Later, I had another marriage proposal (one that I briefly considered) and got teased some more, but enjoyed all the attention. They really “buttered my toast”, which made for a nice belated birthday gift. On the drive back to the campground, I could still smell the earthy butter mixture in my nostrils and had a smile on my face. They may be the vainest people on Earth that do not own a mirror, but I liked them. (And oh, I gave the two boys watching the bike a loaf of white bread and a fresh jar of peanut butter.)
It is hard to describe, but this day was one of the best travel days that I have had. It doesn’t happen often, but when everything aligns in your favor it feels as if you have ceased moving, while instead, the scenery starts passing you by - like the world is rotating just for you. As I covered rolling hills and sweeping curves the loose gravel moved beneath my tires.
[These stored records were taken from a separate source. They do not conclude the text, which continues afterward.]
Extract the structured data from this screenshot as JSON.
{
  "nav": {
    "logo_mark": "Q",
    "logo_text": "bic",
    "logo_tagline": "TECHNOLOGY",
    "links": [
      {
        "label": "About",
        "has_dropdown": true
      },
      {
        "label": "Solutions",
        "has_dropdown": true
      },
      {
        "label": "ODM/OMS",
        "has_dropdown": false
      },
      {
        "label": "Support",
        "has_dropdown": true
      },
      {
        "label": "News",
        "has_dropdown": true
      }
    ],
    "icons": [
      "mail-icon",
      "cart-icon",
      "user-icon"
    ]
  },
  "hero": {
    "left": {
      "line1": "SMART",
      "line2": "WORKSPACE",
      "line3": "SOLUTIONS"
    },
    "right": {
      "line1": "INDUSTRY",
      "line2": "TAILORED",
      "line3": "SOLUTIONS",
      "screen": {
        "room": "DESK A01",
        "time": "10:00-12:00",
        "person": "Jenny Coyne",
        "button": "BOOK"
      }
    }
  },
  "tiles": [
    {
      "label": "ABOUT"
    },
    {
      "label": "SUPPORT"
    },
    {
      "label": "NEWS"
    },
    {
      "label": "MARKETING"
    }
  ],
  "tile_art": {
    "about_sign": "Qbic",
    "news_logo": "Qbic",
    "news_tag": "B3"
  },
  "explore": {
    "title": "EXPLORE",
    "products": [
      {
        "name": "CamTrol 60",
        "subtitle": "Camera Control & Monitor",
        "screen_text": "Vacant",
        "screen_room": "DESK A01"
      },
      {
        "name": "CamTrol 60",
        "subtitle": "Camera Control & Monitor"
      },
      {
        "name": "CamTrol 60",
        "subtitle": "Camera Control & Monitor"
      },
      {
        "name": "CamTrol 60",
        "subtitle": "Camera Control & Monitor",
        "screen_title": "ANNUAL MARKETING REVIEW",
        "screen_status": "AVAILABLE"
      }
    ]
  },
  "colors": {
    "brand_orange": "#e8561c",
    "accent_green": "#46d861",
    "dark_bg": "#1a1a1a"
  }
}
I passed a group of the seldom-seen desert elephants, while around another turn eight ostriches sprung up from the grass and rustled their “Vegas showgirl” plumage as if on cue, seemingly, just for me. Later a jackal crossed the road in front of me. After my time in the Himba village, I capped off the day with a medium-rare T-bone and a cold beer in a campground catering to overlanders. It does not happen like this often, but I sure appreciate it when it all comes together.
The remainder of my time in Namibia never dulled and my last stop was in Opuwo, a town deep in Himba country near the Angolan border. There I camped at the luxurious Opuwo Country Hotel, where I could use their pool and other amenities. I visited another Himba village and then returned to Windhoek on paved roads before heading to Botswana.
Life is good.
Here is a map of my route: Map
Here is a video of images of my time in Namibia: Video
Here is a brief video highlighting my time with the Himba: Video